Assignment
Find every line below with the word "JSON" in it, and copy each one.

=-=-=-=-=

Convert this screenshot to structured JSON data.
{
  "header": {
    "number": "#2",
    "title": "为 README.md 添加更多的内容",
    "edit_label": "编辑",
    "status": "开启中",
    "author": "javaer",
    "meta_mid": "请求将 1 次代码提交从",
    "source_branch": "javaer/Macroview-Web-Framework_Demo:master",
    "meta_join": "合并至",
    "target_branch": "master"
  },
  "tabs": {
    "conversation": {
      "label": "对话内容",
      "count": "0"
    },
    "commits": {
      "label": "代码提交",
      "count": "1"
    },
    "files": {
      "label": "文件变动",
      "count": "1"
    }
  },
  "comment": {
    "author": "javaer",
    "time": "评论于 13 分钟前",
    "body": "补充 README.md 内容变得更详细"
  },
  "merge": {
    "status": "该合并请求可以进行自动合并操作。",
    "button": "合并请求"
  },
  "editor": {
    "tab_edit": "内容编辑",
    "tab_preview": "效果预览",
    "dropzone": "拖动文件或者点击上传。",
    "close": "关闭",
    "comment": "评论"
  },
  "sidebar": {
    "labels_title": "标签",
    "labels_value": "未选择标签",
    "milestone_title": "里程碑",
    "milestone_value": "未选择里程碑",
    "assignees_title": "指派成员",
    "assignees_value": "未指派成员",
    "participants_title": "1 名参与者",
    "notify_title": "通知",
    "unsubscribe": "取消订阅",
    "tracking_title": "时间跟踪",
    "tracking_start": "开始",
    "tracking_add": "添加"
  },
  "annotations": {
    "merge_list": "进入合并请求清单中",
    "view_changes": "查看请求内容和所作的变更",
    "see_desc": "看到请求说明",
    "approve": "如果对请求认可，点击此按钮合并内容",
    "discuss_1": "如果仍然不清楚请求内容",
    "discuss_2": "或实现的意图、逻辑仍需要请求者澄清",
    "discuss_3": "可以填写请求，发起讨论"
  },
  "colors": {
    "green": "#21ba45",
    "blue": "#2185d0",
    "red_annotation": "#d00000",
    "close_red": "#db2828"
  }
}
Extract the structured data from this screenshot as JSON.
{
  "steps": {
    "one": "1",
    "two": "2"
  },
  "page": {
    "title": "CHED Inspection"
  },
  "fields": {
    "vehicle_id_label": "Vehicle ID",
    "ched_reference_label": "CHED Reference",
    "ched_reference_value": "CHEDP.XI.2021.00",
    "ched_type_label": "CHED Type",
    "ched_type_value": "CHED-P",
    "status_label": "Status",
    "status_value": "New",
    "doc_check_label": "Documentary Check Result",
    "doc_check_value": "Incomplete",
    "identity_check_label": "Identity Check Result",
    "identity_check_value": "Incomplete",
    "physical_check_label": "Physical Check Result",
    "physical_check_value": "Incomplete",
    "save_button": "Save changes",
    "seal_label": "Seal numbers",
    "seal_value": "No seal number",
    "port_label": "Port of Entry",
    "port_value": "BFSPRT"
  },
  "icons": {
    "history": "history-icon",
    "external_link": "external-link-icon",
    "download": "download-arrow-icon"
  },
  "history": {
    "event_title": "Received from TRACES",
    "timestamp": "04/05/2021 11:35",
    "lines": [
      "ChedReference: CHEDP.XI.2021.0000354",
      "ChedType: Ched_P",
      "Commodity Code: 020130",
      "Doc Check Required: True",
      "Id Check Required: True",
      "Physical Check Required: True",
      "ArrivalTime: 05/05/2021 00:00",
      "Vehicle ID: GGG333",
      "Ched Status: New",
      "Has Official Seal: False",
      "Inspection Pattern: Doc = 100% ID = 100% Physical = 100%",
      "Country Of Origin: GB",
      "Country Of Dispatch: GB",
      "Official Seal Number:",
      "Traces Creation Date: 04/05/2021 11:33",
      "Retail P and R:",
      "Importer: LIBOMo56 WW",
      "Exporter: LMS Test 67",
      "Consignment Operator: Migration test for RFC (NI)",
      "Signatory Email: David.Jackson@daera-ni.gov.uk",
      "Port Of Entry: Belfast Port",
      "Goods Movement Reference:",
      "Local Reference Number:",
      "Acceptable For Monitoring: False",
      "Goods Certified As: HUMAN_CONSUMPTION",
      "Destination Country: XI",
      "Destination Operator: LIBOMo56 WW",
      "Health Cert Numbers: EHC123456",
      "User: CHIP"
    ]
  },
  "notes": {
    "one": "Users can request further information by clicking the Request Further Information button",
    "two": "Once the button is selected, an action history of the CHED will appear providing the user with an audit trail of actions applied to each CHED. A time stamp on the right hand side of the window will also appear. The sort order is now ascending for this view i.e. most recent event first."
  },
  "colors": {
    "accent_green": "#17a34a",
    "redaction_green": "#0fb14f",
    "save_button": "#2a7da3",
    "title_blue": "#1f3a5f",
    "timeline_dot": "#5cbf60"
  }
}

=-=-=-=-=

Answer area
Convert this screenshot to structured JSON data.
Extract the structured data from this screenshot as JSON.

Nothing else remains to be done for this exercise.